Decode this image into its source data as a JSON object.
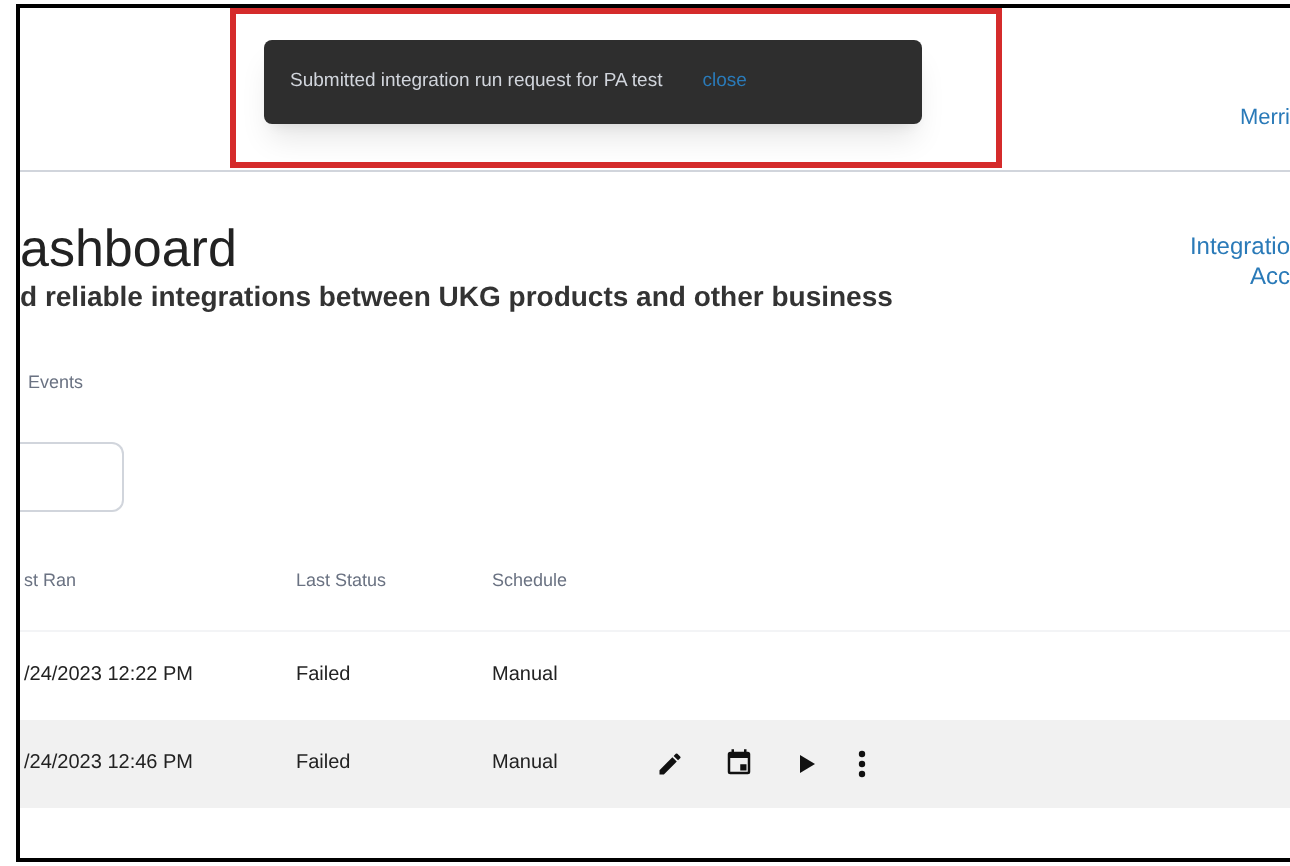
{
  "toast": {
    "message": "Submitted integration run request for PA test",
    "action": "close"
  },
  "header": {
    "user_link": "Merri"
  },
  "page": {
    "title": "ashboard",
    "subtitle": "d reliable integrations between UKG products and other business",
    "side_link": [
      "Integratio",
      "Acc"
    ]
  },
  "tabs": [
    {
      "label": "Events",
      "selected": false
    }
  ],
  "table": {
    "columns": [
      "st Ran",
      "Last Status",
      "Schedule"
    ],
    "rows": [
      {
        "cells": [
          "/24/2023 12:22 PM",
          "Failed",
          "Manual"
        ],
        "highlighted": false
      },
      {
        "cells": [
          "/24/2023 12:46 PM",
          "Failed",
          "Manual"
        ],
        "highlighted": true
      }
    ]
  }
}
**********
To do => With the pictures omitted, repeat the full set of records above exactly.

Written response =>
Decode this image into its source data as a JSON object.
{
  "toast": {
    "message": "Submitted integration run request for PA test",
    "action": "close"
  },
  "header": {
    "user_link": "Merri"
  },
  "page": {
    "title": "ashboard",
    "subtitle": "d reliable integrations between UKG products and other business",
    "side_link": [
      "Integratio",
      "Acc"
    ]
  },
  "tabs": [
    {
      "label": "Events",
      "selected": false
    }
  ],
  "table": {
    "columns": [
      "st Ran",
      "Last Status",
      "Schedule"
    ],
    "rows": [
      {
        "cells": [
          "/24/2023 12:22 PM",
          "Failed",
          "Manual"
        ],
        "highlighted": false
      },
      {
        "cells": [
          "/24/2023 12:46 PM",
          "Failed",
          "Manual"
        ],
        "highlighted": true
      }
    ]
  }
}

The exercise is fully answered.